Information:
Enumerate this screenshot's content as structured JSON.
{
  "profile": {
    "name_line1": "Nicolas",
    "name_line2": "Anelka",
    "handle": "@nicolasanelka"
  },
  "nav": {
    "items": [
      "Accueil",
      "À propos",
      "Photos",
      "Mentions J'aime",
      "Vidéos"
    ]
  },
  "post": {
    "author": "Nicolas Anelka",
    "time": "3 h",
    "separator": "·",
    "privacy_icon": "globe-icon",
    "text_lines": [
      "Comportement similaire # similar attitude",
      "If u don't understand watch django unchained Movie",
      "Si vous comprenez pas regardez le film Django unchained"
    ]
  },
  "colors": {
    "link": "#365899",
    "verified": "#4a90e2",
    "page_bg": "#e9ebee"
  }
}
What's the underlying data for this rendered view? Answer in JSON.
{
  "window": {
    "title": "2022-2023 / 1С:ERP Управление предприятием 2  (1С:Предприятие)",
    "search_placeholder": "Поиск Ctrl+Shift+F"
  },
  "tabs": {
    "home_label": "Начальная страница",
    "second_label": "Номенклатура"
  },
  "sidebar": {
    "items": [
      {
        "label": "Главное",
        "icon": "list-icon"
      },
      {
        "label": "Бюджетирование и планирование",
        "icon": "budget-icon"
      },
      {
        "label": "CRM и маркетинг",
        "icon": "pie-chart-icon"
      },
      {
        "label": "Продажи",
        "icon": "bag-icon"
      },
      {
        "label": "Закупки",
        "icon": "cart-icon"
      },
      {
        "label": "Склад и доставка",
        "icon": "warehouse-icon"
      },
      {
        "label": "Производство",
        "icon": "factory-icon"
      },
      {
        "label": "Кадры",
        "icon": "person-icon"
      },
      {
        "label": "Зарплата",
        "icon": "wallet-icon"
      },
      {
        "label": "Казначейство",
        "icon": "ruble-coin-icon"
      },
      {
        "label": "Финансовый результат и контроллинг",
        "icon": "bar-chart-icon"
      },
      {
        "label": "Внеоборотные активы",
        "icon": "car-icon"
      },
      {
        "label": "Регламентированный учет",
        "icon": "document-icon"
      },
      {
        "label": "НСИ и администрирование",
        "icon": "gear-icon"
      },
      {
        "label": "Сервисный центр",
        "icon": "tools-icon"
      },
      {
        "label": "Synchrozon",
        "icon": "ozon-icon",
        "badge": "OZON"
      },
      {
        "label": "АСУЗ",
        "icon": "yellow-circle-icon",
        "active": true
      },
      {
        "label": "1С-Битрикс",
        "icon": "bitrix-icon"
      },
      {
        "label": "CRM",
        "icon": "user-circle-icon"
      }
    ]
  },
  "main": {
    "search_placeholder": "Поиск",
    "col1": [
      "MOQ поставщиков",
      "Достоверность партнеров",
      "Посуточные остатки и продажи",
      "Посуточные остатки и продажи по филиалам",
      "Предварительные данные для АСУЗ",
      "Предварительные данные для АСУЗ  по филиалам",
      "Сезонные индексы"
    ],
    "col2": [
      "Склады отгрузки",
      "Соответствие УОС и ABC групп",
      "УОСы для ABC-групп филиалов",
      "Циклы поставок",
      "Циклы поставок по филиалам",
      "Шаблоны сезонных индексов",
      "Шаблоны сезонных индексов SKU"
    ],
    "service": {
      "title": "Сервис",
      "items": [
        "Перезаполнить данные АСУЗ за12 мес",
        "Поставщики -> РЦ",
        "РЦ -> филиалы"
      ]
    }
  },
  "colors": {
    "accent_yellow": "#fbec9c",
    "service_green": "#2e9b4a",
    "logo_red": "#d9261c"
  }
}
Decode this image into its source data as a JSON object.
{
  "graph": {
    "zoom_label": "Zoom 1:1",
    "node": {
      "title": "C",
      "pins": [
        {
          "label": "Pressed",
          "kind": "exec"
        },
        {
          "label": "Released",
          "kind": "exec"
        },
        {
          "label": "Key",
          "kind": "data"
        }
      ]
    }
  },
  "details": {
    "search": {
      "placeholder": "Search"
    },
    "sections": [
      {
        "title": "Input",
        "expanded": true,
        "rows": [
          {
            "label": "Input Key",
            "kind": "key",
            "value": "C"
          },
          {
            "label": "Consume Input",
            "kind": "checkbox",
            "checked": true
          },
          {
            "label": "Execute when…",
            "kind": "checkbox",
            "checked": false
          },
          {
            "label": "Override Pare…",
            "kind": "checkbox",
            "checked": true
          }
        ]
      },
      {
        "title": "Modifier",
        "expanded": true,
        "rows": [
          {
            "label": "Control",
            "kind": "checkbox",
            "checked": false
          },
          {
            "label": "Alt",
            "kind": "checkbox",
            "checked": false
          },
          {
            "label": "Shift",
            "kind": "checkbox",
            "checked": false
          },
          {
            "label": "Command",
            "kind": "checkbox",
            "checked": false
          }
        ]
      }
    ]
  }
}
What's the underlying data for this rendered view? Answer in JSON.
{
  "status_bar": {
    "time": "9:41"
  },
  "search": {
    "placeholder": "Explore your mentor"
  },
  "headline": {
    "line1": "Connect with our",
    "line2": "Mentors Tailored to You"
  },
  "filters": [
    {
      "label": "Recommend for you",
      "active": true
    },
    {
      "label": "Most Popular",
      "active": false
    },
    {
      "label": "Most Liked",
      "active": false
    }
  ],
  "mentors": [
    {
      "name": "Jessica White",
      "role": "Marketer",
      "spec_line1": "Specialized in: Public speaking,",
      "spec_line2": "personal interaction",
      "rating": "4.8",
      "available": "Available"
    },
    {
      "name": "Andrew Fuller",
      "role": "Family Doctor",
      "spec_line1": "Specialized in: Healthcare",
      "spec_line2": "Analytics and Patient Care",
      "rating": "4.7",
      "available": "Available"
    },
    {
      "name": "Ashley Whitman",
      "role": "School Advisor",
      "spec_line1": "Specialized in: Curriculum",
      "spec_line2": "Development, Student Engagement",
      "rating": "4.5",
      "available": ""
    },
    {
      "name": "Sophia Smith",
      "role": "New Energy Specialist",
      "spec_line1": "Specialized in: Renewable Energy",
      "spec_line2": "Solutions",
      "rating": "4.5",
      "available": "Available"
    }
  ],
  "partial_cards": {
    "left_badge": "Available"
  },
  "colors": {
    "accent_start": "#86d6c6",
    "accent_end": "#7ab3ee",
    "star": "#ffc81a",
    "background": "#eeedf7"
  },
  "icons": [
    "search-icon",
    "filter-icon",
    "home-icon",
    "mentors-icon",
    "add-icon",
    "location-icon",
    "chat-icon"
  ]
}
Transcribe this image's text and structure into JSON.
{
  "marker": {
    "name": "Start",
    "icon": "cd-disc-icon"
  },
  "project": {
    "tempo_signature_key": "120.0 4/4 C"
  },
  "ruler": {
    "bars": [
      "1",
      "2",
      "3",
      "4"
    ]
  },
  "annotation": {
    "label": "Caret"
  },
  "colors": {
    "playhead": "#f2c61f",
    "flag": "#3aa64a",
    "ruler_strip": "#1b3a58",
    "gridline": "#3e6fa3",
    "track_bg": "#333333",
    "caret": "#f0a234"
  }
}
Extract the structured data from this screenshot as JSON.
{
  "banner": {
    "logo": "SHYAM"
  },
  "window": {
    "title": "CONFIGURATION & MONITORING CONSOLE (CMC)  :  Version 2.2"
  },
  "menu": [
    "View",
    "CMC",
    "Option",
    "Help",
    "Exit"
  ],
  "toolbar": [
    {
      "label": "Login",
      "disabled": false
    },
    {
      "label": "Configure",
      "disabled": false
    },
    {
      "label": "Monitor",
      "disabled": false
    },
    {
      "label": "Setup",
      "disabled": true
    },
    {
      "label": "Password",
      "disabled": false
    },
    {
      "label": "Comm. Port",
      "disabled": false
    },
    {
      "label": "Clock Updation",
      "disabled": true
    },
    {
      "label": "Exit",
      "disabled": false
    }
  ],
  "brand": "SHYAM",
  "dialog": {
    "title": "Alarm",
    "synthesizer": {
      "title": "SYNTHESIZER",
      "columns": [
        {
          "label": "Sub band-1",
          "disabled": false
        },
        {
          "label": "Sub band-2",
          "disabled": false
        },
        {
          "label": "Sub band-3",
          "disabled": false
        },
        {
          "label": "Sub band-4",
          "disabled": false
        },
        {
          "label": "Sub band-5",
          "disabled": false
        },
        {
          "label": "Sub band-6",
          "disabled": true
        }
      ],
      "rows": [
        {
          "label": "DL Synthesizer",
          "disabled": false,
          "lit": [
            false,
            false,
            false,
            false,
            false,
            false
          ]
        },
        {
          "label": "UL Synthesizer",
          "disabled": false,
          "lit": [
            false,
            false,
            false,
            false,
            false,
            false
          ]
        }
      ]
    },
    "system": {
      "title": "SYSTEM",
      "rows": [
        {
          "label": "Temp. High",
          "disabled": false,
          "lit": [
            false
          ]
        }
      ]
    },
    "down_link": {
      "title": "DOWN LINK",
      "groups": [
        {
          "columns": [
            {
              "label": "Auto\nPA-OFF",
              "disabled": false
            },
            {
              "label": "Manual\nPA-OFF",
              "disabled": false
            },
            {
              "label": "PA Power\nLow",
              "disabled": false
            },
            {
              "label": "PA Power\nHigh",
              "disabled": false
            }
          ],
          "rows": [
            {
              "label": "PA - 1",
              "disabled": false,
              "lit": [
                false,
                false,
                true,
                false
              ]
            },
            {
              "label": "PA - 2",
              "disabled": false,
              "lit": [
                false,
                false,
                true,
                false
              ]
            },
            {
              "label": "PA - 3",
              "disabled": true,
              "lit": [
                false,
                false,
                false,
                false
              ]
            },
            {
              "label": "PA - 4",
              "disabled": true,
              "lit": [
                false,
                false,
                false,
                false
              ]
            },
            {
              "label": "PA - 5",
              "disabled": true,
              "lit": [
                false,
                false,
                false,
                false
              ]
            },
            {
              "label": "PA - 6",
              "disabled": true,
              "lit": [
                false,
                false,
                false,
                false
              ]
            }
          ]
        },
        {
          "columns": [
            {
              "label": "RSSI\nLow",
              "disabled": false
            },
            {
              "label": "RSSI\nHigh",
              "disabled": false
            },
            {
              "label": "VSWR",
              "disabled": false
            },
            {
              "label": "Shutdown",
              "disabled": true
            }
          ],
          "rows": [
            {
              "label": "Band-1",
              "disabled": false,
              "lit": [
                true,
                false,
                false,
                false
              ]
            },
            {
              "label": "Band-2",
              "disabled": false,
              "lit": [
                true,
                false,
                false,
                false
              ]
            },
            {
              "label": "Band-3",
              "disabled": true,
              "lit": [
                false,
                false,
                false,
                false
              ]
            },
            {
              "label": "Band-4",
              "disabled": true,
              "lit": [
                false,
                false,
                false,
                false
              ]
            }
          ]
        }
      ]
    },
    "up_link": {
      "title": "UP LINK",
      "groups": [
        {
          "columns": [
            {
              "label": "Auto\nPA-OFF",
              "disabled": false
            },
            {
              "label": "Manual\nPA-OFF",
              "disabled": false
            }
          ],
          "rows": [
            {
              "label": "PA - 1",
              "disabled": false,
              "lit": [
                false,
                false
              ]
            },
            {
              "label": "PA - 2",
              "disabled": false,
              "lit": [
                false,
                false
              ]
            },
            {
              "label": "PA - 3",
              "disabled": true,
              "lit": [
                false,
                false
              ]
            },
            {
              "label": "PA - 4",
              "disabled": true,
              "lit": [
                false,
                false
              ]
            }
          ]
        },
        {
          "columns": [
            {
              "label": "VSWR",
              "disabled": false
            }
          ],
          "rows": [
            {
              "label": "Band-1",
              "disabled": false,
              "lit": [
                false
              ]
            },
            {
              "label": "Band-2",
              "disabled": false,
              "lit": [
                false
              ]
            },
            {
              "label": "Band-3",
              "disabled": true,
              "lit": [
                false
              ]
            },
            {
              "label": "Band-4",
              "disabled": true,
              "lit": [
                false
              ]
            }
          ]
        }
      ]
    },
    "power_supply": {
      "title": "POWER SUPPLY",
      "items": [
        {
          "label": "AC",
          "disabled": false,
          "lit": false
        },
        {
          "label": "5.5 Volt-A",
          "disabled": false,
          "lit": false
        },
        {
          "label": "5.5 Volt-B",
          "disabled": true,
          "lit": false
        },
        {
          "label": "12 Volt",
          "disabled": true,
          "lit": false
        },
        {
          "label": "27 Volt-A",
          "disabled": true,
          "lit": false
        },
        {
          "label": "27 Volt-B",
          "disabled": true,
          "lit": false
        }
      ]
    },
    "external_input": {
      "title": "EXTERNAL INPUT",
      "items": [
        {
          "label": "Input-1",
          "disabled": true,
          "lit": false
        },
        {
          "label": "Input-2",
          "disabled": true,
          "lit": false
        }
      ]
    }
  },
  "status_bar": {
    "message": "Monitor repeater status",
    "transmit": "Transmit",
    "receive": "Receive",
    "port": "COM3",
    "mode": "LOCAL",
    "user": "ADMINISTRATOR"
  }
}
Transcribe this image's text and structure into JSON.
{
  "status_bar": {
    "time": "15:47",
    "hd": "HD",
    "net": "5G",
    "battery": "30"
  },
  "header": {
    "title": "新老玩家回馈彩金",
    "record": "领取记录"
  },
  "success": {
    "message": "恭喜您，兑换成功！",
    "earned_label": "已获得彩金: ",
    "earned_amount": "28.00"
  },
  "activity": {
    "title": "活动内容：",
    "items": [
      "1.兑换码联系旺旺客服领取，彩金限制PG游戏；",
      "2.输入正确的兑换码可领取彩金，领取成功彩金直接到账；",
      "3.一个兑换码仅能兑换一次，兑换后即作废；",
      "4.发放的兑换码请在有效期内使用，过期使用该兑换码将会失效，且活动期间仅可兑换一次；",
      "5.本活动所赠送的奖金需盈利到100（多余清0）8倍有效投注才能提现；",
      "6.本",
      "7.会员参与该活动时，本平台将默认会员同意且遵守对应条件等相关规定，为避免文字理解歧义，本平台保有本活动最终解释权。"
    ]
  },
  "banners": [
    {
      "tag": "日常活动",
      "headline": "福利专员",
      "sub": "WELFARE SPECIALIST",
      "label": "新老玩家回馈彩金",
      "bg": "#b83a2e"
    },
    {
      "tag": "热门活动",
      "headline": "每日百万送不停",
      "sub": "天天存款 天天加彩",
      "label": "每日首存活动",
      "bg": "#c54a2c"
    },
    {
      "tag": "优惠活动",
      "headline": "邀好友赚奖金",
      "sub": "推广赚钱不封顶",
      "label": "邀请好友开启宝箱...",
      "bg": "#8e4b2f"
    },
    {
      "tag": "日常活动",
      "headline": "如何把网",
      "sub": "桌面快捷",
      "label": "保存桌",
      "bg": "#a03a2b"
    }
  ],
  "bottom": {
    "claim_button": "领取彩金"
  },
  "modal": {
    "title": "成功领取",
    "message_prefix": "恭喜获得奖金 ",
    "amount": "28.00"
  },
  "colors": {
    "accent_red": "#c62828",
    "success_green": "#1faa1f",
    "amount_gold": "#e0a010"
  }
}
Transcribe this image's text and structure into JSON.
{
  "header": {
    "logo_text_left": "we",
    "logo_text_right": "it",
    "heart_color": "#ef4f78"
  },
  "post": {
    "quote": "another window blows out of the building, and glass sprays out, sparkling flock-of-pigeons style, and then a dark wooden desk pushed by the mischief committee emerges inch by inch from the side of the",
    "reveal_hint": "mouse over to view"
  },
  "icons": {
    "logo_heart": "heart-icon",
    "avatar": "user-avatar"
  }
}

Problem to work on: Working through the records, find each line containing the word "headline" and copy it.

Answer for this exercise:
  "headline": {
      "headline": "福利专员",
      "headline": "每日百万送不停",
      "headline": "邀好友赚奖金",
      "headline": "如何把网",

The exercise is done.